Be sure to read the fine print.  Most standard markets have broad pollution exclusions on their property policies.  Those that don’t will typically provide only a very low sublimit to address a pollution-related loss, or their coverage terms are so narrowly defined that they will not respond to the vast majority of common loss scenarios.  It is for these reasons that specialized pollution policies were developed in the first place, tailored to meet your clients’ unique manufacturing exposures.

My landlord is requiring me to buy this coverage, so I just want the cheapest cost possible.
Price consciousness is at the forefront of most decisions, but as we all know, cost and value are not synonymous.  To sell a client an inferior product that leaves them bare in situations they thought had been addressed, may not only leave them vulnerable to environmental liability, but may also lead to errors and omissions claims against you.


The required application and underwriting information will vary on the insured and coverage being requested. Please contact us to discuss any opportunities.
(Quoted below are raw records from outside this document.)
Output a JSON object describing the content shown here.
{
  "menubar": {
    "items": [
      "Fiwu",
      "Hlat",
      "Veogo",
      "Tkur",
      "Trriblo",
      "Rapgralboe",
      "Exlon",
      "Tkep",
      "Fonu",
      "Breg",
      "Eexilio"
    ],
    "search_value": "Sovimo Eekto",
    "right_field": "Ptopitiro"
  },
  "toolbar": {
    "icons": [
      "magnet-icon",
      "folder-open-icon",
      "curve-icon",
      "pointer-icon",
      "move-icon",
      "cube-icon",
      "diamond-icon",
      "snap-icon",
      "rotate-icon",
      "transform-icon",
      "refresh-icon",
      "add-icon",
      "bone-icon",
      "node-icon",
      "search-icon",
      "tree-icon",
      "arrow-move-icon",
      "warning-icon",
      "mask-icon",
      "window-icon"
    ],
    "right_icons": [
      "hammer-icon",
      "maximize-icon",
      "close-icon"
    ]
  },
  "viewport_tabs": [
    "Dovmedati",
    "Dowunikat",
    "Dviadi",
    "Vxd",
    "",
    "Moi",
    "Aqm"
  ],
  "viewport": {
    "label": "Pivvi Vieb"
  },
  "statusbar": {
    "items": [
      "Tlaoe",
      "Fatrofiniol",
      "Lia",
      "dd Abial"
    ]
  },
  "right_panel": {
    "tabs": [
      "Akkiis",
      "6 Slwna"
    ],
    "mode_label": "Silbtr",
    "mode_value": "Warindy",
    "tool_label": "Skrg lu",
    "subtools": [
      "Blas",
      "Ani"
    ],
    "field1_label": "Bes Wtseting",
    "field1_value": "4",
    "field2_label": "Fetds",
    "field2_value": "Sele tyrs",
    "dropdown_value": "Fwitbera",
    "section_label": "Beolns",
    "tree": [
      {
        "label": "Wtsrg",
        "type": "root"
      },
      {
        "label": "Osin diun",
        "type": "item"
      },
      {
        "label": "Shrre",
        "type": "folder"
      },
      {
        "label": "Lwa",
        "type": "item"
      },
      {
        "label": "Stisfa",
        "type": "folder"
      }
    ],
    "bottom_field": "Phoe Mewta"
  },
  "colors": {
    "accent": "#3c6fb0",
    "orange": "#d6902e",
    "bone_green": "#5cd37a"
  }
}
Combined General Liability/Products Pollution policies start as low as $10,000 plus taxes and fees depending upon the revenues, type of product manufactured, and limits requested.

Items to be submitted along with a products supplemental application:

  • All sections of specialty application completed, and the application signed.
  • ACORD 125 and 126 forms, fully completed, dated and signed.
  • Resumes or statement of qualifications for key personnel.
  • Financial statements for the most recent two years, including balance sheet and income statement.
  • Three years currently valued GL and property loss runs.
  • Complete copies of environmental site assessments performed on the subject property.
  • Spill Prevention, Control, and Countermeasure (SPCC) Plan for the subject property.
  • Product information, including material data safety sheets (MSDS) where applicable.